Grants: What Happens Before The NOFO?

Word gets to you that the federal government is making grants for your type of work. Your search of grants.gov turns up a program that sounds like it is right for your organization. It’s all there, all spelled out for you. What more is there to know?

It turns out there is a lot more to know. Nonprofit managers ought to understand the steps that have led the federal agency to invite bids to do work. (A proposal is what a federal grant really is, an invitation to do work the government has decided it wants to do.) Those steps contain a lot of information that can help your organization make a strong case for an award.

Federal funding starts off as legislative action. Someone in Congress sponsored a bill that went to a committee that had hearings (perhaps) and sent it on to a vote. If it passed, it became part of a government plan or program and went to a federal department, such as the Department of Housing and Urban Development, to implement. This “legislative history” can yield important and helpful information you can use to prepare your bid. The Library of Congress online search service is a good place to start.

“The federal department in charge of carrying out the program will likely post a lot of useful information about its own grant opportunities as well as stories of the impact it has had with previous grants,” according to Thomas Boyd, chief editorial consultant for The Grantsmanship Center.
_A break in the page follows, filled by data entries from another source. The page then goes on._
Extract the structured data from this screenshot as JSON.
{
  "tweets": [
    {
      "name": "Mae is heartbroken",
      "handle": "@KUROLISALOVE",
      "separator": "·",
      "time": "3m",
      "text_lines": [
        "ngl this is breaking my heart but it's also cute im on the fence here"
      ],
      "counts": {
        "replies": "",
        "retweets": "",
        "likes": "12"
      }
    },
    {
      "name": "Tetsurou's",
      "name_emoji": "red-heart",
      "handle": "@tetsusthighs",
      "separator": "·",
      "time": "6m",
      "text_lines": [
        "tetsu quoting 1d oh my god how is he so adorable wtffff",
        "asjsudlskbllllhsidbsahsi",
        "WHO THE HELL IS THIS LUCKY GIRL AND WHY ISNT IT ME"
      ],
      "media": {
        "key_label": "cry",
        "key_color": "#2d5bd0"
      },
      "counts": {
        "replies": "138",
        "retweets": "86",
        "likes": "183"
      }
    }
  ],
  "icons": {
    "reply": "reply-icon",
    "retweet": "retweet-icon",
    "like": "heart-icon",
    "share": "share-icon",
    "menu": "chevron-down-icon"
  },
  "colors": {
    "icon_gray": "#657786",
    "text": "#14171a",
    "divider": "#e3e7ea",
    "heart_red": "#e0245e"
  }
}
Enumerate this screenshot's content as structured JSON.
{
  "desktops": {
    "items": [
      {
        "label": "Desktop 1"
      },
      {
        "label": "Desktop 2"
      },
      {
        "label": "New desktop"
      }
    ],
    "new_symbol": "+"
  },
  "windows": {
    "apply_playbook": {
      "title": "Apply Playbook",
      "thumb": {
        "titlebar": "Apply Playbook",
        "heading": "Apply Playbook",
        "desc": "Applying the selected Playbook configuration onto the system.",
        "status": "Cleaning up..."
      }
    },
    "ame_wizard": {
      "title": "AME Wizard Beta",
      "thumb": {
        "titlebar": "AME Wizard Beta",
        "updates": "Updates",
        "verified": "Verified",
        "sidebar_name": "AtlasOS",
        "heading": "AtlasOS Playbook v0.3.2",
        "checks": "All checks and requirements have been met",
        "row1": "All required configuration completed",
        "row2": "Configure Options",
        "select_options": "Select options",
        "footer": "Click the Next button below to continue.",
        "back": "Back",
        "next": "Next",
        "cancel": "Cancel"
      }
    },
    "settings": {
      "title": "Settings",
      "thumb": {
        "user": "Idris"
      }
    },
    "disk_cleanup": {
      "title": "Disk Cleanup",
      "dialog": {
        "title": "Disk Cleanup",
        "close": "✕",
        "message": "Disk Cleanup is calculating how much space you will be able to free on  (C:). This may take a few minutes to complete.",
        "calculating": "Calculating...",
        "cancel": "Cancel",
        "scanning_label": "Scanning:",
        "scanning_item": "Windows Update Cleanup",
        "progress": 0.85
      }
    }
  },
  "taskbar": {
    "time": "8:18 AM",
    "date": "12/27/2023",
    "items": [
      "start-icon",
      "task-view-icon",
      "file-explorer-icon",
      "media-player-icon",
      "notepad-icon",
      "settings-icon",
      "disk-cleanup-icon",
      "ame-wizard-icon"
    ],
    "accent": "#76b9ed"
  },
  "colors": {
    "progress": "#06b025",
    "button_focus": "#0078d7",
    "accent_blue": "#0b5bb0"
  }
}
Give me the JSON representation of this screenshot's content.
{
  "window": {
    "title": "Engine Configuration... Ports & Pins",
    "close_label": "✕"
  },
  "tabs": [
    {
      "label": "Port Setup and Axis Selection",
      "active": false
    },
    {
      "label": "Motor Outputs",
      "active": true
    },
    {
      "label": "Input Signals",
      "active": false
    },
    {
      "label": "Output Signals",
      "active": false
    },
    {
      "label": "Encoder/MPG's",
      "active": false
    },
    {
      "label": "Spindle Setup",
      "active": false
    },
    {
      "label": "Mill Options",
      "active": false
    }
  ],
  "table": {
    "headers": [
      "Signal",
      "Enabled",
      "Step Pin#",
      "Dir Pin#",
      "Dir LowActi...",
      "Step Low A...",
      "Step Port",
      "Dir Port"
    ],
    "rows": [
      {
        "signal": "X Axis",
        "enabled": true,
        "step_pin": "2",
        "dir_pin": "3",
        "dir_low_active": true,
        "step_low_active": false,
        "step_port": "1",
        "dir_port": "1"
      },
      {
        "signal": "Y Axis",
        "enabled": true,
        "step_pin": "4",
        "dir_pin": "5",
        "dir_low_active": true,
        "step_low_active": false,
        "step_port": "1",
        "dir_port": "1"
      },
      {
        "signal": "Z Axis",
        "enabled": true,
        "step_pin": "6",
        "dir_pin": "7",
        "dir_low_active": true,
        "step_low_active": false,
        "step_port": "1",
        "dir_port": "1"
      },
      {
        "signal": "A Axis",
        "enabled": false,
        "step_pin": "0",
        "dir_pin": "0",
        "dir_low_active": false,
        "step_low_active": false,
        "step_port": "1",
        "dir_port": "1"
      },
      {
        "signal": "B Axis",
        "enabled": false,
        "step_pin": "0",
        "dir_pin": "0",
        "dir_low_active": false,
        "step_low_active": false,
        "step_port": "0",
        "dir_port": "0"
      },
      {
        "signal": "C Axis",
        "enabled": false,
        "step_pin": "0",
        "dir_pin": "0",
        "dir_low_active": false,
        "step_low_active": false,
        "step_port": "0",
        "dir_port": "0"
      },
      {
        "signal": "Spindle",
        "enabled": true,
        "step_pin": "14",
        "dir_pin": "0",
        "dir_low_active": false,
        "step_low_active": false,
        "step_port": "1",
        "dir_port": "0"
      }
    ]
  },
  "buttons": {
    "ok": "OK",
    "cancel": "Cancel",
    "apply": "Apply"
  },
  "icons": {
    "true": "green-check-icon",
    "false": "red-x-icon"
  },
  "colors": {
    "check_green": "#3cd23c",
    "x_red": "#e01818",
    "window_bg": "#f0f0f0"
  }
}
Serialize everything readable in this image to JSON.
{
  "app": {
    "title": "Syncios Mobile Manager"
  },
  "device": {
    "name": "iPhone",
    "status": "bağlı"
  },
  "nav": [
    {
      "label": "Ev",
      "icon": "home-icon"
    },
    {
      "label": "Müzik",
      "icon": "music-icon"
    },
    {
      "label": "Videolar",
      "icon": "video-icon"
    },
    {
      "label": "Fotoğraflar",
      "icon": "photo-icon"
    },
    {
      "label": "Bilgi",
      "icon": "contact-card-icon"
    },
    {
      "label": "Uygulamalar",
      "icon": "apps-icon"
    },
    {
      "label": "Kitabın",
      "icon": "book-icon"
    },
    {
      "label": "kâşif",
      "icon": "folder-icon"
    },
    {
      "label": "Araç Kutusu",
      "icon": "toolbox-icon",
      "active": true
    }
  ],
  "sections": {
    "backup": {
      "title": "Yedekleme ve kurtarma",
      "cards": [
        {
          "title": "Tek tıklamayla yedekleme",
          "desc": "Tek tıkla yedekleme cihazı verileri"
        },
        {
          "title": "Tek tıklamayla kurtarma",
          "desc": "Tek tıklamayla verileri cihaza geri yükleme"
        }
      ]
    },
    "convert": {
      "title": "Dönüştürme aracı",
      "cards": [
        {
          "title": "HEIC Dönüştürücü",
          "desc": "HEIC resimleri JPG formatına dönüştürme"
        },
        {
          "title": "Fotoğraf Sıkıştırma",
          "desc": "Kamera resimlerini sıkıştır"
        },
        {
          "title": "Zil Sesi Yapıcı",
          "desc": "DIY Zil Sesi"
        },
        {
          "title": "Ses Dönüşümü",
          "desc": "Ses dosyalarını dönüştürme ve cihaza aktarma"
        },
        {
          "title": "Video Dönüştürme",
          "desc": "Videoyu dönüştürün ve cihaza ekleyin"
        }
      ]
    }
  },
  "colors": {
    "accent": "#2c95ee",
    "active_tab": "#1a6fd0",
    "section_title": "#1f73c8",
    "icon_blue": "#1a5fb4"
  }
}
Savvy proposal writers will look at what the agency has done with its money, what it wants to “brag about,” and will use that information to guide the development of a new application. 

Don’t overlook the “related documents” or “supplemental materials” tabs when you open a grants.gov tab to read about the specific grant opportunity. You might find agency reports, application instructions, references to other grant resources, a webinar recording about the funding, etc. These all can help you understand more fully what the government wants to buy with its funding. 

And that might be the key to what’s behind the Notice of Funding Opportunity (NOFO) and what should be on your mind as you approach a federal application. The government spends money to get things done that it has already decided need to get done. Your nonprofit might be able to deliver the work but it’s going to be on federal terms, with government definitions, government guidelines and protocols. 

Federal funding comes with more, and more accessible, background information than a lot of foundation grants. Your job is to look behind the scenes. © Copyright 2022 The Grantsmanship Center